Georgia is in a world of hurt at the running back position this week. Good thing they’ll be facing New Mexico State.
First, Richard Samuel — who really made a difference in Saturday’s win over Florida — is likely to miss the rest of the regular season after undergoing surgery on his left ankle today. UGA’s second-leading rusher hurt the ankle on the final play of the game.
“Richard really had probably his finest performance in a really big game and for it to happen on the last play is just sad for him,” Mark Richt said.
The injury to the tailback-turned-linebacker-turned-tailback is especially rough considering the news that broke a bit later in the day — Georgia has suspended three tailbacks for Saturday’s game due to a violation of team rules.
That group includes Isaiah Crowell and backups Carlton Thomas and Ken Malcome.
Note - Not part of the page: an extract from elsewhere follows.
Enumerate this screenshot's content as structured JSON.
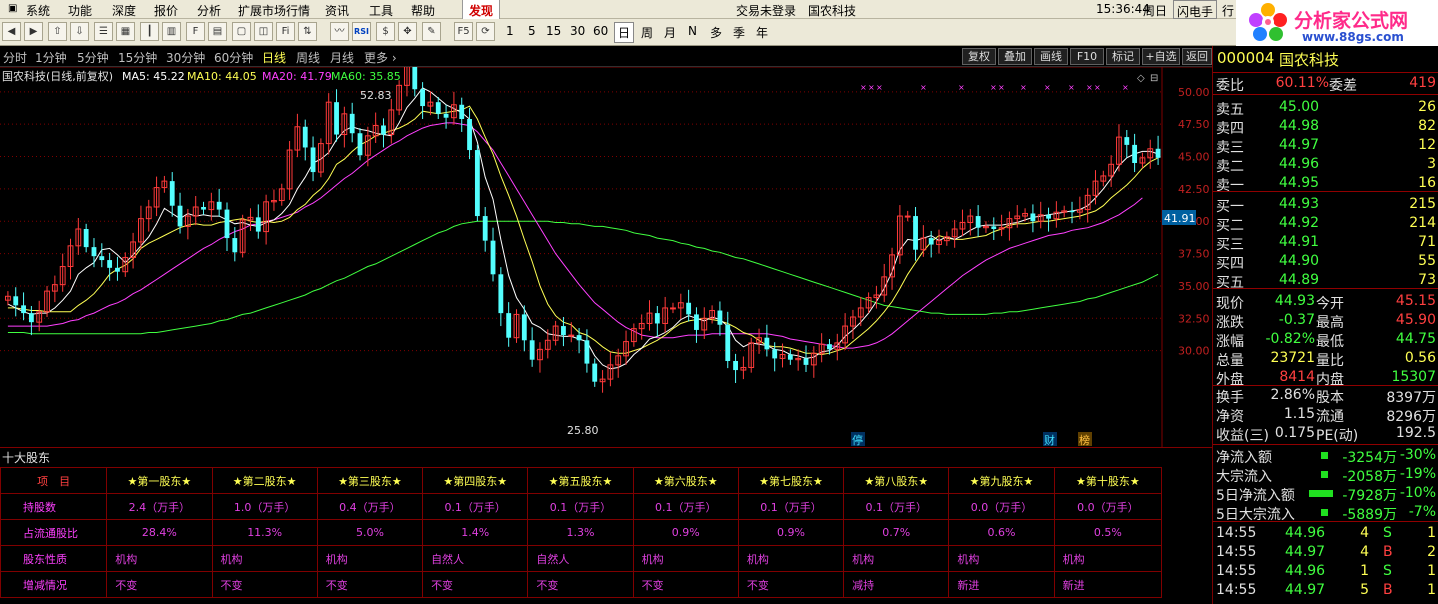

And that leaves Georgia with two former walk-ons to carry the ball this weekend — sophomore Brandon Harton and senior Wes Van Dyk.
“We have certain standards in all that we do and their actions do not reflect the Georgia way,” Mark Richt said via statement. “They will serve their suspensions, learn a lesson and I’m sure be better men for it.”
As we always ask in situations like this — Did the players’ rules violations occur after Saturday’s game with Florida? Or did Richt simply decide to hold off on the suspension until after his team had played its biggest SEC rival?
UPDATE – Rumors had swirled on Georgia messageboards last week that Crowell and other players had failed a drug test. Some outlets are reporting today that the three players did fail a drug test. Coincidence?
Marc Weiszer of The Athens Banner-Herald asked Georgia AD Greg McGarity if the players’ punishment had been delayed until after the Florida game last weekend. “Absolutely not,” he responded. “It was all timing.”
Well, if the school knew the players were going to fail the test and they said, “Don’t show me the results until Monday,” it wouldn’t be the first time that kind of thing happened in the SEC.
And that’s one more reason — get ready for us to beat our favorite drum — that the SEC should implement a uniform drug policy for all of its member institutions. Instead, we’re going to be dealing with a lot of questions regarding who at Georgia knew what and when did they know it. That kind of publicity isn’t good for the conference on the eve of its mega-game between Alabama and LSU.